Cape Town - If the National Energy Regulator of South Africa (Nersa) has its way, a new load shedding system up to 16 scheduled blackout stages could replace the current load shedding stages.
In the proposed new load shedding regime, which Nersa has published on its website for public comment, the specific reduction in load required to stabilise the system under a national supply constraint would be dictated by the prevailing power system conditions.
The public and other stakeholders have been invited to access the proposals, officially known as NRS 048-9 Edition 3, on the website and are free to comment on them until September 22.
Nersa’s proposals would see the system operator allowed to insist that power distributors drop their demand by between 5% and 80%, depending on the declared load shedding stage.

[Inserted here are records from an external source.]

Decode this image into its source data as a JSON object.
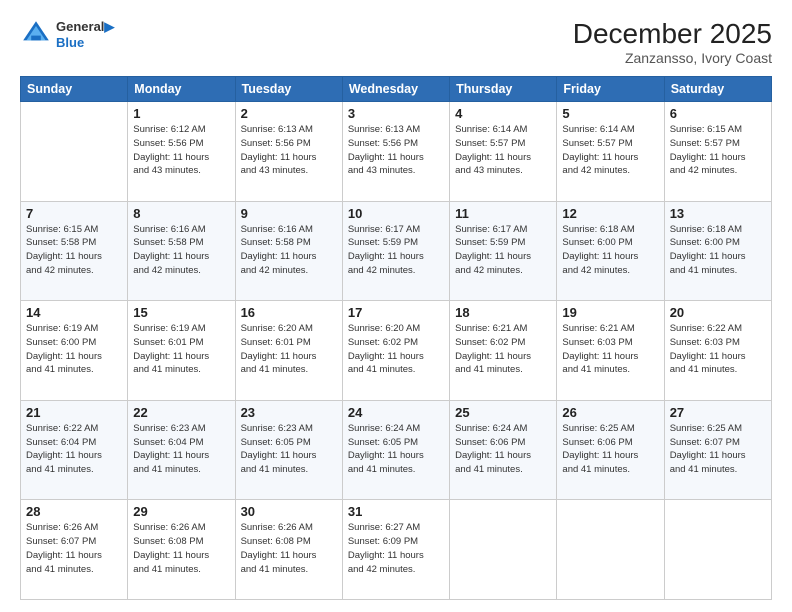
{
  "header": {
    "logo_line1": "General",
    "logo_line2": "Blue",
    "title": "December 2025",
    "subtitle": "Zanzansso, Ivory Coast"
  },
  "calendar": {
    "days_of_week": [
      "Sunday",
      "Monday",
      "Tuesday",
      "Wednesday",
      "Thursday",
      "Friday",
      "Saturday"
    ],
    "weeks": [
      [
        {
          "day": "",
          "info": ""
        },
        {
          "day": "1",
          "info": "Sunrise: 6:12 AM\nSunset: 5:56 PM\nDaylight: 11 hours\nand 43 minutes."
        },
        {
          "day": "2",
          "info": "Sunrise: 6:13 AM\nSunset: 5:56 PM\nDaylight: 11 hours\nand 43 minutes."
        },
        {
          "day": "3",
          "info": "Sunrise: 6:13 AM\nSunset: 5:56 PM\nDaylight: 11 hours\nand 43 minutes."
        },
        {
          "day": "4",
          "info": "Sunrise: 6:14 AM\nSunset: 5:57 PM\nDaylight: 11 hours\nand 43 minutes."
        },
        {
          "day": "5",
          "info": "Sunrise: 6:14 AM\nSunset: 5:57 PM\nDaylight: 11 hours\nand 42 minutes."
        },
        {
          "day": "6",
          "info": "Sunrise: 6:15 AM\nSunset: 5:57 PM\nDaylight: 11 hours\nand 42 minutes."
        }
      ],
      [
        {
          "day": "7",
          "info": "Sunrise: 6:15 AM\nSunset: 5:58 PM\nDaylight: 11 hours\nand 42 minutes."
        },
        {
          "day": "8",
          "info": "Sunrise: 6:16 AM\nSunset: 5:58 PM\nDaylight: 11 hours\nand 42 minutes."
        },
        {
          "day": "9",
          "info": "Sunrise: 6:16 AM\nSunset: 5:58 PM\nDaylight: 11 hours\nand 42 minutes."
        },
        {
          "day": "10",
          "info": "Sunrise: 6:17 AM\nSunset: 5:59 PM\nDaylight: 11 hours\nand 42 minutes."
        },
        {
          "day": "11",
          "info": "Sunrise: 6:17 AM\nSunset: 5:59 PM\nDaylight: 11 hours\nand 42 minutes."
        },
        {
          "day": "12",
          "info": "Sunrise: 6:18 AM\nSunset: 6:00 PM\nDaylight: 11 hours\nand 42 minutes."
        },
        {
          "day": "13",
          "info": "Sunrise: 6:18 AM\nSunset: 6:00 PM\nDaylight: 11 hours\nand 41 minutes."
        }
      ],
      [
        {
          "day": "14",
          "info": "Sunrise: 6:19 AM\nSunset: 6:00 PM\nDaylight: 11 hours\nand 41 minutes."
        },
        {
          "day": "15",
          "info": "Sunrise: 6:19 AM\nSunset: 6:01 PM\nDaylight: 11 hours\nand 41 minutes."
        },
        {
          "day": "16",
          "info": "Sunrise: 6:20 AM\nSunset: 6:01 PM\nDaylight: 11 hours\nand 41 minutes."
        },
        {
          "day": "17",
          "info": "Sunrise: 6:20 AM\nSunset: 6:02 PM\nDaylight: 11 hours\nand 41 minutes."
        },
        {
          "day": "18",
          "info": "Sunrise: 6:21 AM\nSunset: 6:02 PM\nDaylight: 11 hours\nand 41 minutes."
        },
        {
          "day": "19",
          "info": "Sunrise: 6:21 AM\nSunset: 6:03 PM\nDaylight: 11 hours\nand 41 minutes."
        },
        {
          "day": "20",
          "info": "Sunrise: 6:22 AM\nSunset: 6:03 PM\nDaylight: 11 hours\nand 41 minutes."
        }
      ],
      [
        {
          "day": "21",
          "info": "Sunrise: 6:22 AM\nSunset: 6:04 PM\nDaylight: 11 hours\nand 41 minutes."
        },
        {
          "day": "22",
          "info": "Sunrise: 6:23 AM\nSunset: 6:04 PM\nDaylight: 11 hours\nand 41 minutes."
        },
        {
          "day": "23",
          "info": "Sunrise: 6:23 AM\nSunset: 6:05 PM\nDaylight: 11 hours\nand 41 minutes."
        },
        {
          "day": "24",
          "info": "Sunrise: 6:24 AM\nSunset: 6:05 PM\nDaylight: 11 hours\nand 41 minutes."
        },
        {
          "day": "25",
          "info": "Sunrise: 6:24 AM\nSunset: 6:06 PM\nDaylight: 11 hours\nand 41 minutes."
        },
        {
          "day": "26",
          "info": "Sunrise: 6:25 AM\nSunset: 6:06 PM\nDaylight: 11 hours\nand 41 minutes."
        },
        {
          "day": "27",
          "info": "Sunrise: 6:25 AM\nSunset: 6:07 PM\nDaylight: 11 hours\nand 41 minutes."
        }
      ],
      [
        {
          "day": "28",
          "info": "Sunrise: 6:26 AM\nSunset: 6:07 PM\nDaylight: 11 hours\nand 41 minutes."
        },
        {
          "day": "29",
          "info": "Sunrise: 6:26 AM\nSunset: 6:08 PM\nDaylight: 11 hours\nand 41 minutes."
        },
        {
          "day": "30",
          "info": "Sunrise: 6:26 AM\nSunset: 6:08 PM\nDaylight: 11 hours\nand 41 minutes."
        },
        {
          "day": "31",
          "info": "Sunrise: 6:27 AM\nSunset: 6:09 PM\nDaylight: 11 hours\nand 42 minutes."
        },
        {
          "day": "",
          "info": ""
        },
        {
          "day": "",
          "info": ""
        },
        {
          "day": "",
          "info": ""
        }
      ]
    ]
  }
}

Each stage would reflect increments of 5% versus the demand, meaning that Stage 1 would cut off enough users to compensate for 5% of total demand, and Stage 16 would cut off enough users to compensate for 80%.
Under the current system, Stage 1 of load shedding is equal to a 1 000MW demand reduction, regardless of the total load at the time of its implementation, Stage 2 allows for up to a 2000MW demand reduction, while Stage 3 permits up to 3000MW, and so on.
In its notice, Nersa said it had not yet formulated any opinions on these key aspects of the draft but had brought them up to enable stakeholders and the public to give their opinions and input.
Meanwhile, Eskom has announced that in a bid to replenish emergency reserves, there would be two stages of load shedding implemented throughout the day. Stage 1 load shedding will be in place between 5am and 4pm on Tuesday, giving way to Stage 3 from 4pm to 5am until further notice.
On Monday, Eskom spokesperson Daphne Mokoena said, “Over the past 24 hours, generating units at Camden, Duvha, Kriel and Lethabo power stations were returned to service.
“In the same period, a generating unit at Tutuka and two generating units at Kendal power station were taken offline for repairs.”
She said the delay in returning to service a generating unit at Kendal, Matimba and Tutuka power stations had contributed to the constraints.